Google has finally closed the doors on its Wave social networking service but is still allowing Google Chrome users to access the pages in read-only mode.
The company said it was pulling the plug on the ill-fated Wave project in November 2011, citing 30 April as the last day that users would still be able to access their Waves, although it had not been actively developing it since late 2010.
However, at the time of writing the service is still accessible in read-only mode and is still offering users the option of exporting individual Waves as an HTML or PDF file for users visiting with the Google Chrome browser. Visiting wave.google.com using Internet Explorer or Firefox redirected ZDNet UK to the closure information page.
Google had not responded to a request for comment.

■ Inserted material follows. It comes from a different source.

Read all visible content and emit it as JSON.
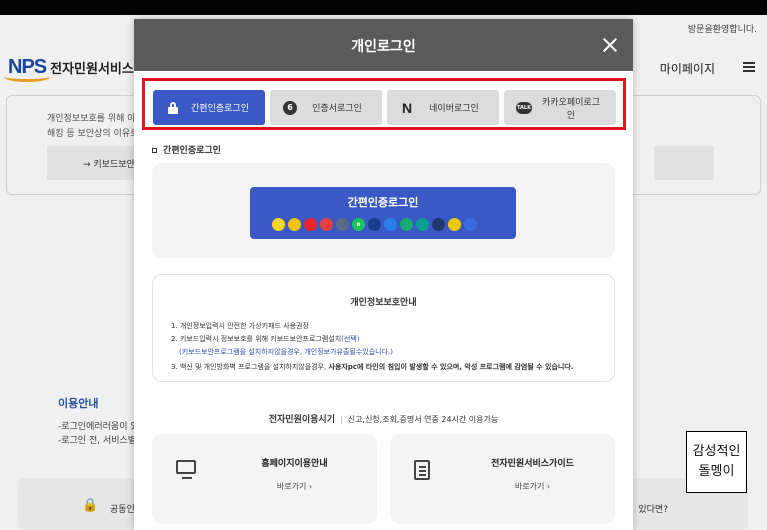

Despite a lack of enthusiasm for the Wave service under Google's stewardship, the project has continued as an open-source project as part of the Apache Foundation and is now called Apache Wave. The project is currently in incubation stage but developers can contribute to the Google Wave Protocol project.
While the project did not receive great support from users under Google it did provide inspiration for features that made it into other Google projects, such as the collaborative working features now found in Google Docs.
Since announcing the closure of Wave, Google is hoping that Google+ can fulfill its social networking ambitions.